**** Task input ****

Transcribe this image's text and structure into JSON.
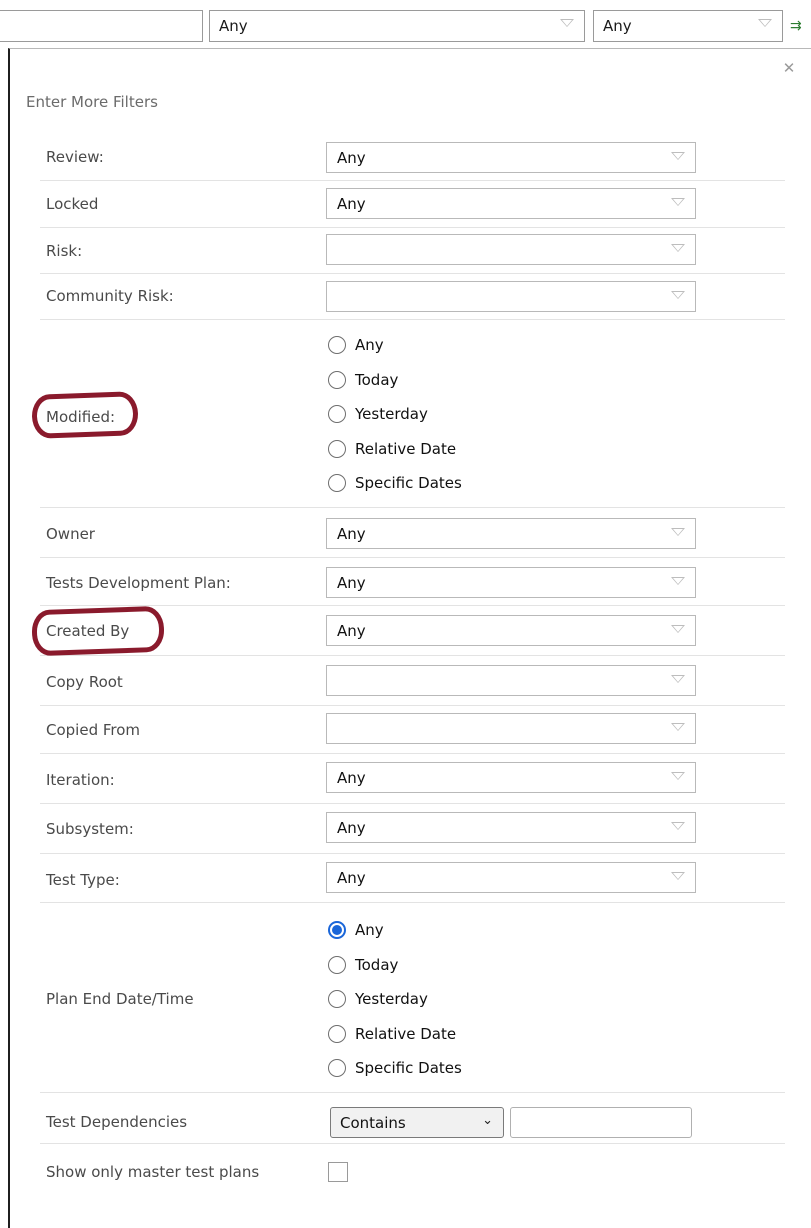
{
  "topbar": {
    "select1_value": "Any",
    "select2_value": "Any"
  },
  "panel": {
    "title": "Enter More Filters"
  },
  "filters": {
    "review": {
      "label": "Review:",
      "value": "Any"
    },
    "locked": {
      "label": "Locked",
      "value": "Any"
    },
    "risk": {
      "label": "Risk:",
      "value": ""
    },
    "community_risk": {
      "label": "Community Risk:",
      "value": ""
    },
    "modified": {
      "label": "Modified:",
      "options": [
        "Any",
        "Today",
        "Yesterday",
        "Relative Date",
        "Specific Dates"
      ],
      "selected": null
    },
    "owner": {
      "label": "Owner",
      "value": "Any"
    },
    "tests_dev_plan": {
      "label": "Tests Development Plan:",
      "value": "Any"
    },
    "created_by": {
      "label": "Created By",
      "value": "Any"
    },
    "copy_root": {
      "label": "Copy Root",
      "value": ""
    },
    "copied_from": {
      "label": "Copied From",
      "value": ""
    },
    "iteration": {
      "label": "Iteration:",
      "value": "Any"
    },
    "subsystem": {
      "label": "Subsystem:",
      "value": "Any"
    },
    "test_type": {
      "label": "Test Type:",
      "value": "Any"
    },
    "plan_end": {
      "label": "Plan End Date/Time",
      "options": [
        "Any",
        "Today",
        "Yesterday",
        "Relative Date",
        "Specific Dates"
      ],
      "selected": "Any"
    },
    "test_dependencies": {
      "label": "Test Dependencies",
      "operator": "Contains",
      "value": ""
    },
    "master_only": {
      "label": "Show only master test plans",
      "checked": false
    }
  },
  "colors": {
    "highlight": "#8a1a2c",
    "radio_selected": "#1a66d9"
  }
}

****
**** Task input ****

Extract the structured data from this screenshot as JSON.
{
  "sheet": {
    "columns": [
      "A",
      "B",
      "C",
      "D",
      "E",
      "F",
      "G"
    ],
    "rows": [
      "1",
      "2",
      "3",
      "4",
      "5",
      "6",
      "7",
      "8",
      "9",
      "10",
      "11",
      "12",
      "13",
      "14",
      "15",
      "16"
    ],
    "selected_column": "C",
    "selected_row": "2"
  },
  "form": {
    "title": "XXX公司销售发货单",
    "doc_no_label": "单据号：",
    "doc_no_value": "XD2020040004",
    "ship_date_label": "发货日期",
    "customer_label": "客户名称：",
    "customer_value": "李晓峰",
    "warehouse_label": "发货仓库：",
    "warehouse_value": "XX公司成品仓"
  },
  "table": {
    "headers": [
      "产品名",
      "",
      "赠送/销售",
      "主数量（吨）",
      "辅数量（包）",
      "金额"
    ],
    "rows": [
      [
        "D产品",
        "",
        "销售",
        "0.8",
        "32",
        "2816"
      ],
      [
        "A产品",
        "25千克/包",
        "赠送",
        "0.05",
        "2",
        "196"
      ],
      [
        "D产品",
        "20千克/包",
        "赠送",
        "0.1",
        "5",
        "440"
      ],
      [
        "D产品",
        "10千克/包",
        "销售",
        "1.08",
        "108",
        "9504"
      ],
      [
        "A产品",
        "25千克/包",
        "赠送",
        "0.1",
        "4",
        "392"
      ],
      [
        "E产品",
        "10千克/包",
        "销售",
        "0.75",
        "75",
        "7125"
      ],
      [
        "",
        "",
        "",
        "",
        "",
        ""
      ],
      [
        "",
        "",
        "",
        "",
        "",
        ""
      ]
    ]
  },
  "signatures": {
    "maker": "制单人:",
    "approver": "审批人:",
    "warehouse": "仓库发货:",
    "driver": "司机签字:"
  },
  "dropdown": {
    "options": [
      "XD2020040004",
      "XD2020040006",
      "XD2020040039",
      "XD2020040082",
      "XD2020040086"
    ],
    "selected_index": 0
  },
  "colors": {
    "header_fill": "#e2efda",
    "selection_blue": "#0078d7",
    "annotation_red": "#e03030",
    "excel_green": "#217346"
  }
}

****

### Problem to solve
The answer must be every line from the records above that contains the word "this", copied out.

### Solution
Transcribe this image's text and structure into JSON.
Extract the structured data from this screenshot as JSON.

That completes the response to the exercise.